▸ **TASK PROMPT**: Copy the listing below exactly, but skip the pictures.

SUPPLIED MATERIAL Start Marker

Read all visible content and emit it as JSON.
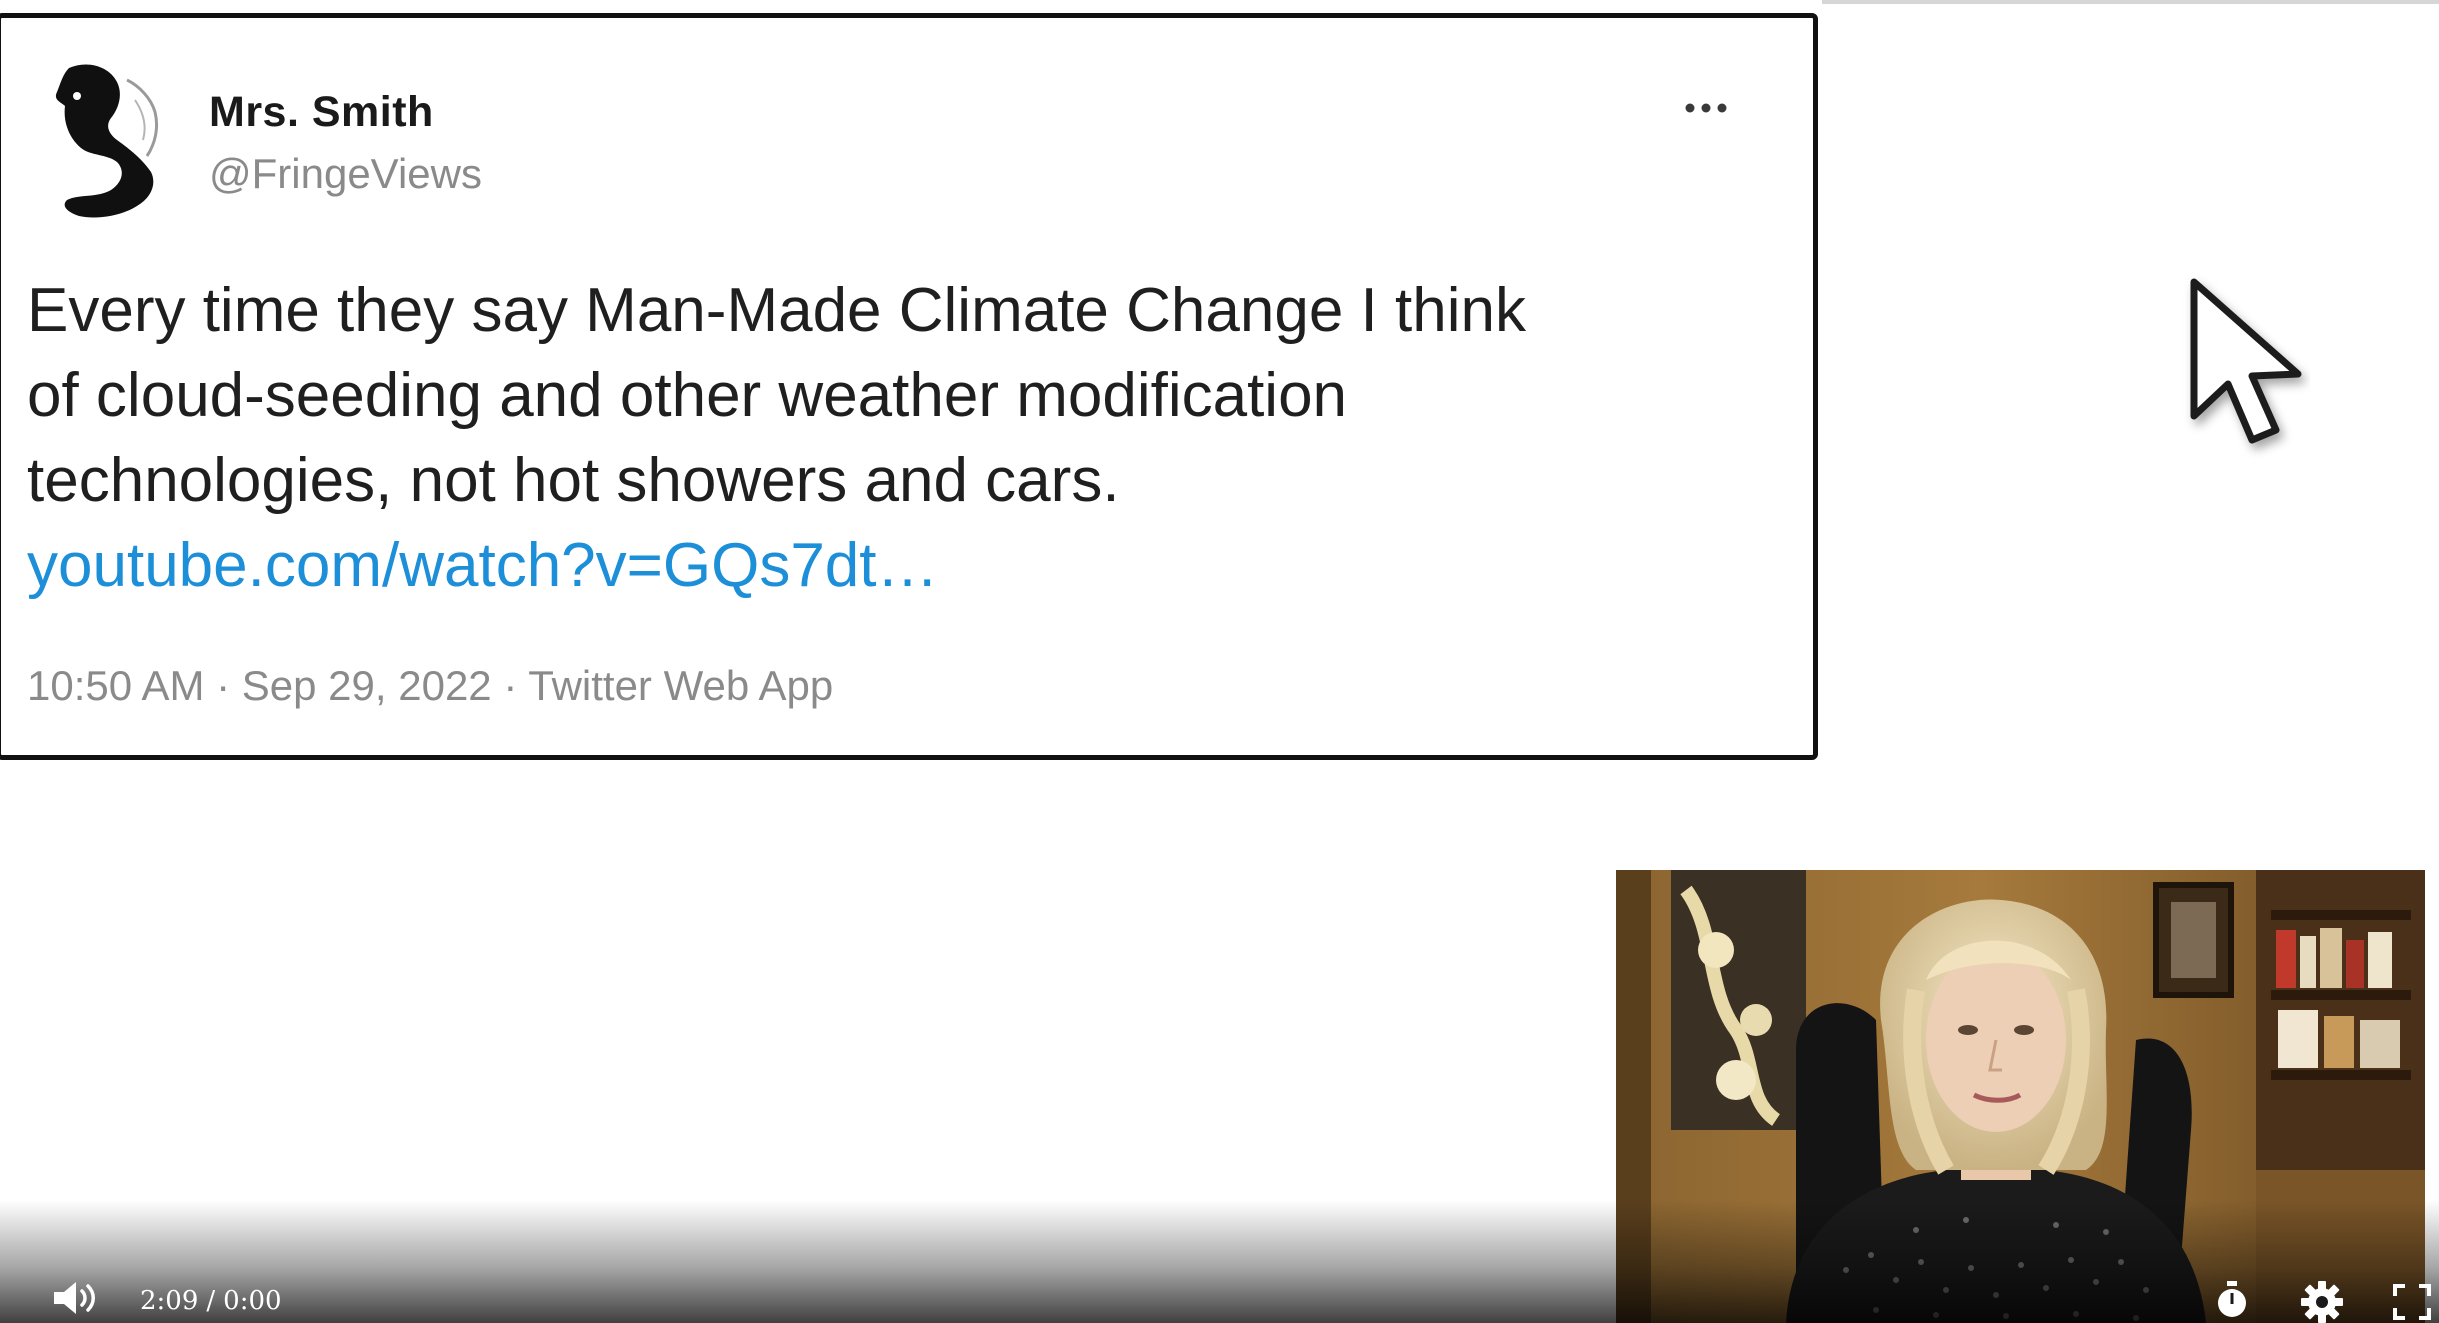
{
  "tweet": {
    "display_name": "Mrs. Smith",
    "handle": "@FringeViews",
    "text_lines": [
      "Every time they say Man-Made Climate Change I think",
      "of cloud-seeding and other weather modification",
      "technologies, not hot showers and cars."
    ],
    "link_text": "youtube.com/watch?v=GQs7dt…",
    "meta": "10:50 AM · Sep 29, 2022 · Twitter Web App",
    "more_icon": "more-horizontal-icon",
    "avatar_icon": "avatar-silhouette-icon"
  },
  "player": {
    "current_time": "2:09",
    "separator": "/",
    "duration": "0:00",
    "icons": [
      "volume-icon",
      "timer-icon",
      "settings-icon",
      "fullscreen-icon"
    ]
  },
  "colors": {
    "link": "#1d8fd9",
    "text": "#1f1f1f",
    "muted": "#8a8a8a",
    "card_border": "#111111"
  }
}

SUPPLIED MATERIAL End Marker

▸ **SOLUTION TO THIS TASK**:
Read all visible content and emit it as JSON.
{
  "tweet": {
    "display_name": "Mrs. Smith",
    "handle": "@FringeViews",
    "text_lines": [
      "Every time they say Man-Made Climate Change I think",
      "of cloud-seeding and other weather modification",
      "technologies, not hot showers and cars."
    ],
    "link_text": "youtube.com/watch?v=GQs7dt…",
    "meta": "10:50 AM · Sep 29, 2022 · Twitter Web App",
    "more_icon": "more-horizontal-icon",
    "avatar_icon": "avatar-silhouette-icon"
  },
  "player": {
    "current_time": "2:09",
    "separator": "/",
    "duration": "0:00",
    "icons": [
      "volume-icon",
      "timer-icon",
      "settings-icon",
      "fullscreen-icon"
    ]
  },
  "colors": {
    "link": "#1d8fd9",
    "text": "#1f1f1f",
    "muted": "#8a8a8a",
    "card_border": "#111111"
  }
}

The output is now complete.